In 1944, the Swedish state acquired Berga seat farm, after which the naval school at Skeppsholmen in Stockholm was relocated to Berga. The area included a beach strip that stretched from Vitså harbor to Näringsberg, which was divided into a naval port and naval schools. In addition to the beach strip, there was also a part of the area where Berga Agricultural School was located.[3]

Berga CastleEdit

Berga Castle in 2008.

Berga Castle with associated buildings was built in 1913-15 by industrialist and art patron Helge Axelsson Johnson (1878–1941) according to drawings by architect Torben Grut (1871–1945).[4] The two-storey building is built of red brick and rests on a pedestal of granite. It is equipped with a säteri roof and has two towered wings towards the courtyard side. During Helge Axelsson Johnson's ownership there was a large hunting ground at Berga with, among other things, wisents. These animals were later transferred to his private facility in Avesta. Other animals included in the park were deer, roe deer, European badgers, foxes, hares and a variety of bird species. In the autumn it was traditional moose hunting and King Gustaf V and his company occupied their own wing at Berga.

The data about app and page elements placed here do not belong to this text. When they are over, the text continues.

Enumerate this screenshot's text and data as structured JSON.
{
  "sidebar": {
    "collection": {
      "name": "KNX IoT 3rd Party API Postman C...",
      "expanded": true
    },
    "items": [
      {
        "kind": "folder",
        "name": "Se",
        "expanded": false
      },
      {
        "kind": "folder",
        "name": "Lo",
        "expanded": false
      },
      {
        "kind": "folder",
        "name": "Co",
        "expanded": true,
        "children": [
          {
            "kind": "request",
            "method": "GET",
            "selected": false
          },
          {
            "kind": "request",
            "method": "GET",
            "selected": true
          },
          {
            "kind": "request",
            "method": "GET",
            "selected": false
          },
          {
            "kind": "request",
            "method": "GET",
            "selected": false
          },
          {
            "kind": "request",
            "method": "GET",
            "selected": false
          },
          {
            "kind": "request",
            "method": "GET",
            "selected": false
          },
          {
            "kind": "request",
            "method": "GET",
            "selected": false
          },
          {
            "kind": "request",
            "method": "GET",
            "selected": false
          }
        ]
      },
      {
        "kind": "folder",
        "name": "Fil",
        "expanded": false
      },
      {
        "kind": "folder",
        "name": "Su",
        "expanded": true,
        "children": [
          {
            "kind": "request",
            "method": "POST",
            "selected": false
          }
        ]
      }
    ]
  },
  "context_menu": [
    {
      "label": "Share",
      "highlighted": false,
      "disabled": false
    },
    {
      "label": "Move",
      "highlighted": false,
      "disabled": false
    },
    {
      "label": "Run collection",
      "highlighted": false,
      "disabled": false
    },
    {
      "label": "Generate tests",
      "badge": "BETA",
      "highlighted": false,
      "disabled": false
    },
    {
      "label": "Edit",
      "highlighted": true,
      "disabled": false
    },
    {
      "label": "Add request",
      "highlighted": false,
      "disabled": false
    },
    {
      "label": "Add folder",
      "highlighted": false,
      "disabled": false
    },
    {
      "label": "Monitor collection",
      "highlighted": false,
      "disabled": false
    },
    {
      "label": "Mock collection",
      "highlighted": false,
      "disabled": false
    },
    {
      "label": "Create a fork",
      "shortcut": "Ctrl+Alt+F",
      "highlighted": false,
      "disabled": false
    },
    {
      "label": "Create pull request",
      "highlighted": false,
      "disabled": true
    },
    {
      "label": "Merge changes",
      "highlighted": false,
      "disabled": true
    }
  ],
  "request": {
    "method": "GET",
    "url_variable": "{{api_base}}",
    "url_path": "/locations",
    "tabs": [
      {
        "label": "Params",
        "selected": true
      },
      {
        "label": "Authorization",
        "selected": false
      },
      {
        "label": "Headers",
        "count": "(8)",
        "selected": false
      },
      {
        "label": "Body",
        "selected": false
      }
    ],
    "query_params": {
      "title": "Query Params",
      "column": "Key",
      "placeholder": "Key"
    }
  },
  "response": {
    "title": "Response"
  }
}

Thus Helge Axelsson Johnson became hovjägmästare and the building was upgraded to a castle.[5]

Helge Axelsson Johnson was a board member of family-controlled investment company Nordstjernan. He was also a great art lover and collected works at the castle by notable artists including Anders Zorn, Bruno Liljefors, Carl Eldh. When Helge Axelsson Johnson died in 1941, in accordance with his will, his entire estate was sold and most, except for a few grants for various charitable purposes formed a foundation, the Helge Helge Axelsson Johnson Foundation (Helge Ax:son Johnsons stiftelse), which issues grants annually for cultural purposes.[6][7]

In 1944, Berga was sold to the Swedish state for 2.6 million, and the Swedish Navy gained access to sought-after land adjacent to Hårsfjärden, while the Swedish Forest Service (Domänverket) took over the agricultural lands and Berga property. During the last years of World War II and after, the area was expanded for military purposes and in 1946 the Swedish Navy Non-Commissioned Officers’ School started here. During all the years in the hands of the Swedish Armed Forces, the castle has been used for practical purposes, staffs, school management and in recent years also a naval command. Even today there is an office room with a view of Hårsfjärden at the disposal of the Chief of Navy.[8]


See alsoEdit


  1. ^ Historiskt-geografiskt och statistiskt lexikon öfver Sverige Bd 1 Inledning samt text A och B (in Swedish). Vol. 1. Stockholm: Hammars. 1859. p. 159. SELIBR 32667.
  2. ^ Rosenberg, Carl Martin. Geografiskt-statistiskt handlexikon öfver Sverige Bd 1 A-K (in Swedish). Stockholm: A.V. Carlson. p. 87. SELIBR 10256223.
  3. ^ "Haninge – kulturhistorisk översikt" (PDF) (in Swedish). Stiftelsen Kulturmiljövård and Haninge Municipality. 2017. p. 50. Retrieved 27 September 2019.
  4. ^ "Haninge kn, VÄSTERHANINGE-BERGA 7:2 BERGA SLOTT" (in Swedish). Swedish National Heritage Board. Retrieved 27 September 2019.
  5. ^ Stjernström, Anita; Stjernström, Bo; Halin, Åsa (2002). Liv och död på Näringsberg (in Swedish). Västerhaninge: Bastream. p. 134. ISBN 91-970113-0-4. SELIBR 8803441.
  6. ^ "About Nordstjernan". Nordstjernan. Retrieved 1 February 2020.
  7. ^ "Helge Ax:son Johnsons stiftelse" [Helge Helge Axelsson Johnson]. (in Swedish). Helge Helge Axelsson Johnson. Retrieved 1 February 2020.
  8. ^ Nilsson, Sune (2015-11-09). "Berga Slott och Minneshuset" (PDF). (in Swedish). Hembygd i Haninge. p. 4. Retrieved 27 September 2019.

External linksEdit